Blue-headed Vireos, Vireo solitarius, is well named for its blue-gray head that contrasts with white “spectacles” yellow sides, white wing bars, a greenish back and white belly and throat.
Adults are mainly olive on the upperparts with white underparts and yellowish flanks; they have a grey head, dark eyes with white “spectacles” and white wing bars. They have a stout bill and thick blue-grey legs.
This bird, along with the Cassin’s Vireo and Plumbeous Vireo, were formerly known as the Solitary Vireo.
Their breeding habitat is open mixed deciduous and coniferous woods in Canada east of the Rockies and the northeastern United States. They migrateto the southern United States south to Central America.
The larger southern birds move only short distances to wintering areas from southeastern Virginia across Gulf Coast states to Texas.

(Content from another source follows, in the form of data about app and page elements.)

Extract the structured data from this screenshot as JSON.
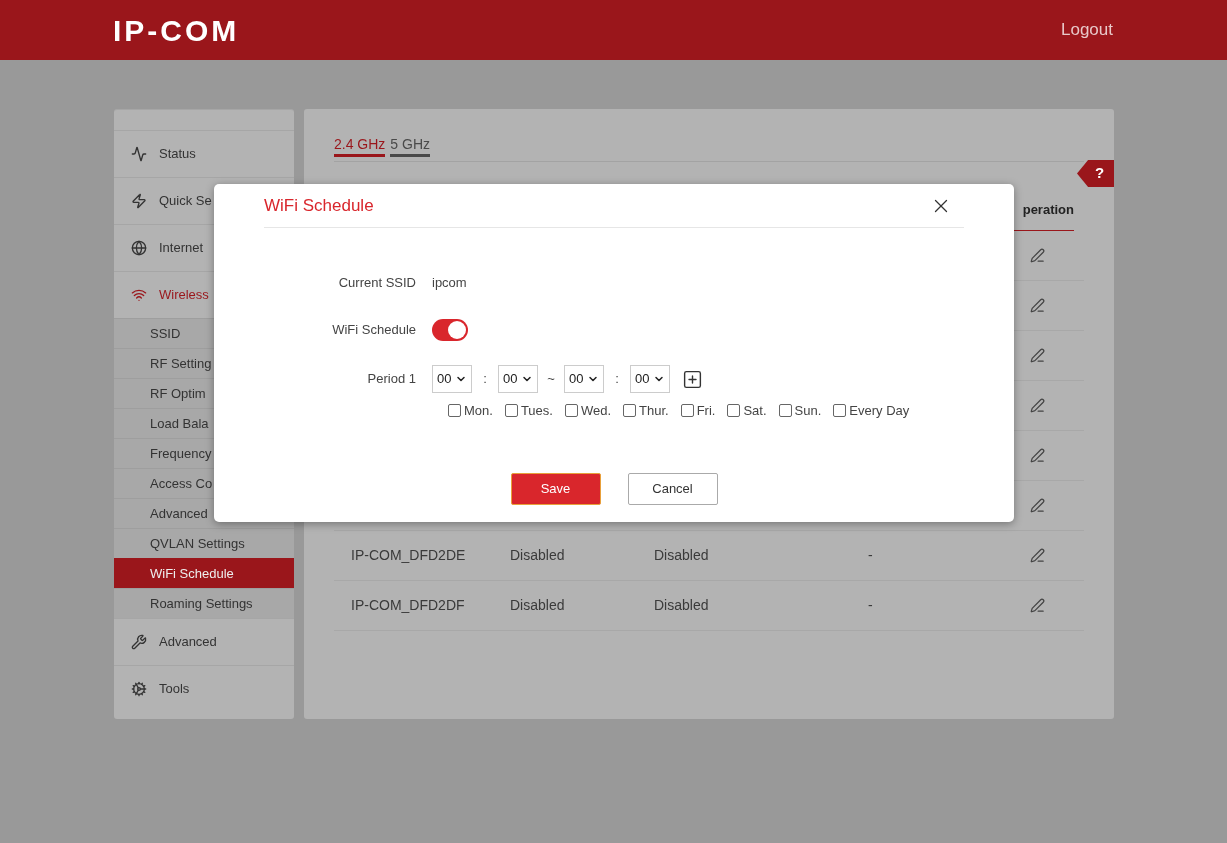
{
  "header": {
    "logo": "IP-COM",
    "logout": "Logout"
  },
  "sidebar": {
    "items": [
      {
        "label": "Status",
        "active": false
      },
      {
        "label": "Quick Se",
        "active": false
      },
      {
        "label": "Internet",
        "active": false
      },
      {
        "label": "Wireless",
        "active": true,
        "children": [
          {
            "label": "SSID",
            "selected": false
          },
          {
            "label": "RF Setting",
            "selected": false
          },
          {
            "label": "RF Optim",
            "selected": false
          },
          {
            "label": "Load Bala",
            "selected": false
          },
          {
            "label": "Frequency",
            "selected": false
          },
          {
            "label": "Access Co",
            "selected": false
          },
          {
            "label": "Advanced",
            "selected": false
          },
          {
            "label": "QVLAN Settings",
            "selected": false
          },
          {
            "label": "WiFi Schedule",
            "selected": true
          },
          {
            "label": "Roaming Settings",
            "selected": false
          }
        ]
      },
      {
        "label": "Advanced",
        "active": false
      },
      {
        "label": "Tools",
        "active": false
      }
    ]
  },
  "tabs": [
    {
      "label": "2.4 GHz",
      "selected": true
    },
    {
      "label": "5 GHz",
      "selected": false
    }
  ],
  "help": "?",
  "table": {
    "column_5": "peration",
    "rows": [
      {
        "cells": [
          "IP-COM_DFD2DE",
          "Disabled",
          "Disabled",
          "-"
        ]
      },
      {
        "cells": [
          "IP-COM_DFD2DF",
          "Disabled",
          "Disabled",
          "-"
        ]
      }
    ]
  },
  "dialog": {
    "title": "WiFi Schedule",
    "ssid_label": "Current SSID",
    "ssid_value": "ipcom",
    "schedule_label": "WiFi Schedule",
    "schedule_on": true,
    "period_label": "Period 1",
    "times": [
      {
        "value": "00",
        "sep": ":"
      },
      {
        "value": "00",
        "sep": "~"
      },
      {
        "value": "00",
        "sep": ":"
      },
      {
        "value": "00"
      }
    ],
    "days": [
      {
        "label": "Mon.",
        "checked": false
      },
      {
        "label": "Tues.",
        "checked": false
      },
      {
        "label": "Wed.",
        "checked": false
      },
      {
        "label": "Thur.",
        "checked": false
      },
      {
        "label": "Fri.",
        "checked": false
      },
      {
        "label": "Sat.",
        "checked": false
      },
      {
        "label": "Sun.",
        "checked": false
      },
      {
        "label": "Every Day",
        "checked": false
      }
    ],
    "save": "Save",
    "cancel": "Cancel"
  }
}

Blue-headed Vireos typically breed in forests of both deciduous and evergreen trees. Because the deciduous trees have not leafed out when the vireos arrive on their breeding grounds, most courtship nests and first breeding nests are built in evergreen hemlock trees. Their dependence upon hemlocks may prove troublesome for the vireo because this common tree is being decimated by an introduced Asian insect, the hemlock wooly adelgid (an invasive pest that has killed vast numbers of hemlock trees in the eastern United States). After deciduous trees, such as maples and oaks, are in leaf, Blue-headed Vireos expand their preference to include many other tree species.

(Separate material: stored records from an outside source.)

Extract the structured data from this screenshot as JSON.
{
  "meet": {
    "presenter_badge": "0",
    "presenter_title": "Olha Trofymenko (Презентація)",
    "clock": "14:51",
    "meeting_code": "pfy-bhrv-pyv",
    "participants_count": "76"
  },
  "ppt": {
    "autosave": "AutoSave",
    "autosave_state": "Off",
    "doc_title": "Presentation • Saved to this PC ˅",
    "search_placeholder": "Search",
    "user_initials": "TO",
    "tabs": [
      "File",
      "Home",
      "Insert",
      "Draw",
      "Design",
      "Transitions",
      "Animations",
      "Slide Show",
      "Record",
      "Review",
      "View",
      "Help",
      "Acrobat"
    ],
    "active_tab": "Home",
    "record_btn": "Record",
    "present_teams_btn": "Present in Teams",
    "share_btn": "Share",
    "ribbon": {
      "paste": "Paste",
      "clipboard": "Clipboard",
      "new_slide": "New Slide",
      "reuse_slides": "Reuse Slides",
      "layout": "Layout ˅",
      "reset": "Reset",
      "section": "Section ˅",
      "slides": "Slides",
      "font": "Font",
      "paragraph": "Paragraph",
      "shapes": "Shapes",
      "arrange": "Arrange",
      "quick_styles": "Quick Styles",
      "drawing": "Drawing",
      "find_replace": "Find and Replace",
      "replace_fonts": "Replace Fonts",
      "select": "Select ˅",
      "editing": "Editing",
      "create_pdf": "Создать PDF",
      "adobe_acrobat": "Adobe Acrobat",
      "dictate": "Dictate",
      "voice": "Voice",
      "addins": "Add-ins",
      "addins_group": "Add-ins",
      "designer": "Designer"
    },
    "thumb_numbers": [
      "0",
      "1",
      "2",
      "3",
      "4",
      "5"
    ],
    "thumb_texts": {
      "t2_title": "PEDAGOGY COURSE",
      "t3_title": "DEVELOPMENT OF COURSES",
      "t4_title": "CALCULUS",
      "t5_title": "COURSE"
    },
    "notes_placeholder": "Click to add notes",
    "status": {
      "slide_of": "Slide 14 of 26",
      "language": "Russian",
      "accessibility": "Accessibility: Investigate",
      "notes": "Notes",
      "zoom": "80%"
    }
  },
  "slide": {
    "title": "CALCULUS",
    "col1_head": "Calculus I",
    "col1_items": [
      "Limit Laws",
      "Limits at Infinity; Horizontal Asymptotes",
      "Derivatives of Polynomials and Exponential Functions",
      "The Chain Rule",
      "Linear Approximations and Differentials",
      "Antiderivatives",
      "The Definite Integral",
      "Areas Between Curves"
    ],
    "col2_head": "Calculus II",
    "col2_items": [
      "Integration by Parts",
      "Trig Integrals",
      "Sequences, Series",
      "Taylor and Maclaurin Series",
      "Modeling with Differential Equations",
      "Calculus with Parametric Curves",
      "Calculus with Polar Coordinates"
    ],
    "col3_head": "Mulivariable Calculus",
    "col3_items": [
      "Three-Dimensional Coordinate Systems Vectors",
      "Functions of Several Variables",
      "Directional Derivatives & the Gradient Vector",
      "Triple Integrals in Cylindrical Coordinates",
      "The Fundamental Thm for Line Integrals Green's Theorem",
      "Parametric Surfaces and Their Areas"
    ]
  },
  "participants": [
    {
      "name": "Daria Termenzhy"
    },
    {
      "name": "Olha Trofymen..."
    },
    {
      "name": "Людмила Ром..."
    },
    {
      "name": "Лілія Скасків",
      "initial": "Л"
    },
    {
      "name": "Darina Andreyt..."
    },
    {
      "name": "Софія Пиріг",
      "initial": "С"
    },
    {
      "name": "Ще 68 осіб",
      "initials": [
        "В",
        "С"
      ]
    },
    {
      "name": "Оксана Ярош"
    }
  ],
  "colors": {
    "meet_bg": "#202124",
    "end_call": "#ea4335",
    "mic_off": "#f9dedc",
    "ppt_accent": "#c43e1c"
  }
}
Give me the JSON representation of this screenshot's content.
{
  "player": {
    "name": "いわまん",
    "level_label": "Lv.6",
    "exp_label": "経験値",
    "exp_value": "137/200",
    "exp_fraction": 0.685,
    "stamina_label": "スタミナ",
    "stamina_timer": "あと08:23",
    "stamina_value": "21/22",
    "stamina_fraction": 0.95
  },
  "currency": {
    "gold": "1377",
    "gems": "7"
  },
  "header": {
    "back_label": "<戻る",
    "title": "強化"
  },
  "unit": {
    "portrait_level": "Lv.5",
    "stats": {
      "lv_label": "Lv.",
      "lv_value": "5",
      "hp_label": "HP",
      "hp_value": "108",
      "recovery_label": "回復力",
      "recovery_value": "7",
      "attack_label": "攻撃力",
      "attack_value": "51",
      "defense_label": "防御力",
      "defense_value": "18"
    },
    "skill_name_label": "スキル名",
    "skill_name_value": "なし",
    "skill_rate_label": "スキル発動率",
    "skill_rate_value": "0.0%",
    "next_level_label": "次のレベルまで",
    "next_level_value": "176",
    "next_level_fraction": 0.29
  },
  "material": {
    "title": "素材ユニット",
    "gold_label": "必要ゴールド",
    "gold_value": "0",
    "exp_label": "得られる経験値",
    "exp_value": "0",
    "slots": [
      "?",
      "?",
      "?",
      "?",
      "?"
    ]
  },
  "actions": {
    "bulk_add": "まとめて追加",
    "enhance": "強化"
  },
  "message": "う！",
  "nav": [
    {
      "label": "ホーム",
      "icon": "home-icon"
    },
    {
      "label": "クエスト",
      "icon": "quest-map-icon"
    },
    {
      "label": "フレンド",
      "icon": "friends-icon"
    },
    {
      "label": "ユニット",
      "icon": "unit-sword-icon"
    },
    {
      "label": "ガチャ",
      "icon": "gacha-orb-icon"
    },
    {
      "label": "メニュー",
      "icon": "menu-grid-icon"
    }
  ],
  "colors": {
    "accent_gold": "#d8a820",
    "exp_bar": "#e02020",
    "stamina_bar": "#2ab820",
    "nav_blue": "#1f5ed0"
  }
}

They build a bulky cup nest suspended from a fork in tree branch – about 1 – 5 meters above ground. The male helps participates in incubating the eggs. The cooperative nesting behavior of Blue-headed Vireo pairs is unusual among migratory birds. Male vireos build nests and incubate eggs as much or more than their mates. Although only males sing, both sexes are highly vocal and continually give soft whinneys, squeaks, and “chir” calls to one another. Also unusual among migratory birds is the fact that females do not accept or attempt to gain extra-pair fertilizations, even though males do not guard females against other males.
Nesting success is low (only 10-30% of nests produce young) and many pairs produce 3 – 5 clutches a year. The eggs or young fall prey to predators such as blue jays, crows and squirrels. The presence of nearby nesting Cooper’s Hawks may protect vireos from predation by jays and crows because Cooper’s Hawks eat jays and crows.

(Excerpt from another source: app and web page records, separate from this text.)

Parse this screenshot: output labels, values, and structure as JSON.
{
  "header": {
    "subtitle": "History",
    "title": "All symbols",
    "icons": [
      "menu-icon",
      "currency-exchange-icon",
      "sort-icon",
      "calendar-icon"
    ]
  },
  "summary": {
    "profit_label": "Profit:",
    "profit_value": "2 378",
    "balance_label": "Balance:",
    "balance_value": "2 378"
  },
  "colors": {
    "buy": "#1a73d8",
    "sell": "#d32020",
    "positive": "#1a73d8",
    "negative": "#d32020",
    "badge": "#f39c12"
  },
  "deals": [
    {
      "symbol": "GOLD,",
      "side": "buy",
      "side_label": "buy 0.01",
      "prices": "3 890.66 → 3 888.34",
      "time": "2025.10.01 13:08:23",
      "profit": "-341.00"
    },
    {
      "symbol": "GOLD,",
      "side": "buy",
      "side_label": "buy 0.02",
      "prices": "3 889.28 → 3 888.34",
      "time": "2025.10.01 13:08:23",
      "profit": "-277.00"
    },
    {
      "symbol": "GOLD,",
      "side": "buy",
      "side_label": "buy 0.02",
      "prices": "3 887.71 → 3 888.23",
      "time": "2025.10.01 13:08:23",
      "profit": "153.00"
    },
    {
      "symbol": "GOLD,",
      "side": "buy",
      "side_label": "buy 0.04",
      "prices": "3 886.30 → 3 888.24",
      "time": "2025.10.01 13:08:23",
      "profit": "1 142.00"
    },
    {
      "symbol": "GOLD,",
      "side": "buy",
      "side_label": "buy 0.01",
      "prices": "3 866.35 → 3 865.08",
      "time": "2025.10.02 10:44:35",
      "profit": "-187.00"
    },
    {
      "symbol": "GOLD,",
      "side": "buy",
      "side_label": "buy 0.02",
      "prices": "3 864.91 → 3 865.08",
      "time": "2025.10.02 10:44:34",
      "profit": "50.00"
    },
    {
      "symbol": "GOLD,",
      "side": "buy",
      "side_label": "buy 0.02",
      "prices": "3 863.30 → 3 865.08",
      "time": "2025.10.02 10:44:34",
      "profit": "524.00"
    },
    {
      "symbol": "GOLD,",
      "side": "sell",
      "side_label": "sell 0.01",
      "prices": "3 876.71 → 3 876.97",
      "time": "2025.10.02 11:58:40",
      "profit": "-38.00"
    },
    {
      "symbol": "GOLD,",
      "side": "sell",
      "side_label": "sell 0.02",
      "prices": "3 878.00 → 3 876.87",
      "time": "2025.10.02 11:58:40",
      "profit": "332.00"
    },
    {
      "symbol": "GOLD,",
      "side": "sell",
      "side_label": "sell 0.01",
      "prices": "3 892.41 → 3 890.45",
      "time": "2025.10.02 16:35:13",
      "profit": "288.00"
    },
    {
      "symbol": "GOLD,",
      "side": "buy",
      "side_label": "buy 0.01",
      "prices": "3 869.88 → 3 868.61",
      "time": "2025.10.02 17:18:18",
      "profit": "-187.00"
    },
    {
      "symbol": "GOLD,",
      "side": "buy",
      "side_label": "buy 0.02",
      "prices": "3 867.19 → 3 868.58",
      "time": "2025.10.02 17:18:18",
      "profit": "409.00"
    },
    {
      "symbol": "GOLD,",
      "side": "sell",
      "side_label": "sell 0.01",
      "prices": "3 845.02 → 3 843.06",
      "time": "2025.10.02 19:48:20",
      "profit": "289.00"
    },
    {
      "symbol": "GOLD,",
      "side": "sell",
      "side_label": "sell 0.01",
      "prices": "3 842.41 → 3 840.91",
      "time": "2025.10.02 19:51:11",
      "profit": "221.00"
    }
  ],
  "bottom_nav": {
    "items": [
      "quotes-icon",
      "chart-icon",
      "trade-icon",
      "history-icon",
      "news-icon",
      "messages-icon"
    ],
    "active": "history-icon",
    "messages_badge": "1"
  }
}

Brown-headed Cowbirds often lay their eggs in the deeply cupped vireo nest, oftentimes covering the vireo nestings, which then die through starvation
Insects, particularly caterpillars, Hemiptera (true bugs) and beetles. Blue-headed Vireos will also eat fruit, especially during migration and on their tropical wintering quarters.
Song / Call:
Their deliver a pleasant song, contrasting with the harsh phrases of its close relative, the Yellow-throated Vireo.